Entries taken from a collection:

■ ■ ■ ■ ■ ■ ■

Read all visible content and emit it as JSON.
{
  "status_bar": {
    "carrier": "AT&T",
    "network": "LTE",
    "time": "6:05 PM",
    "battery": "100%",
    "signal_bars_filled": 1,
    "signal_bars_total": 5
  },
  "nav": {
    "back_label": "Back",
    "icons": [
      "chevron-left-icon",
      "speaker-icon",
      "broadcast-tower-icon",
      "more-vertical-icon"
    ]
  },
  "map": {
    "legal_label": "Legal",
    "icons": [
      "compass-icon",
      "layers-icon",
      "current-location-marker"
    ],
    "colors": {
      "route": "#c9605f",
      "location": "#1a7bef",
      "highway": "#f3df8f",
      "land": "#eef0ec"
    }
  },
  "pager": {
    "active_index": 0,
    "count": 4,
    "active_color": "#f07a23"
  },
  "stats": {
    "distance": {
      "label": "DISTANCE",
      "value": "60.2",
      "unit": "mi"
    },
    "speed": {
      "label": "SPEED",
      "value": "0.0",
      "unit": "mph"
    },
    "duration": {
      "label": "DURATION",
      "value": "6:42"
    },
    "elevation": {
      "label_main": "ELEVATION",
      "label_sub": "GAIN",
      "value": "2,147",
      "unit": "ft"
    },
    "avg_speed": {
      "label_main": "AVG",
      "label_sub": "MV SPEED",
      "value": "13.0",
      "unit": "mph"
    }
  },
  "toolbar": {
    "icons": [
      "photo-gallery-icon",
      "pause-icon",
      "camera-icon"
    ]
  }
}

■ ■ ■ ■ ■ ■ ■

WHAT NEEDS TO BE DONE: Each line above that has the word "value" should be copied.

SOLUTION BELOW:
      "value": "60.2",
      "value": "0.0",
      "value": "6:42"
      "value": "2,147",
      "value": "13.0",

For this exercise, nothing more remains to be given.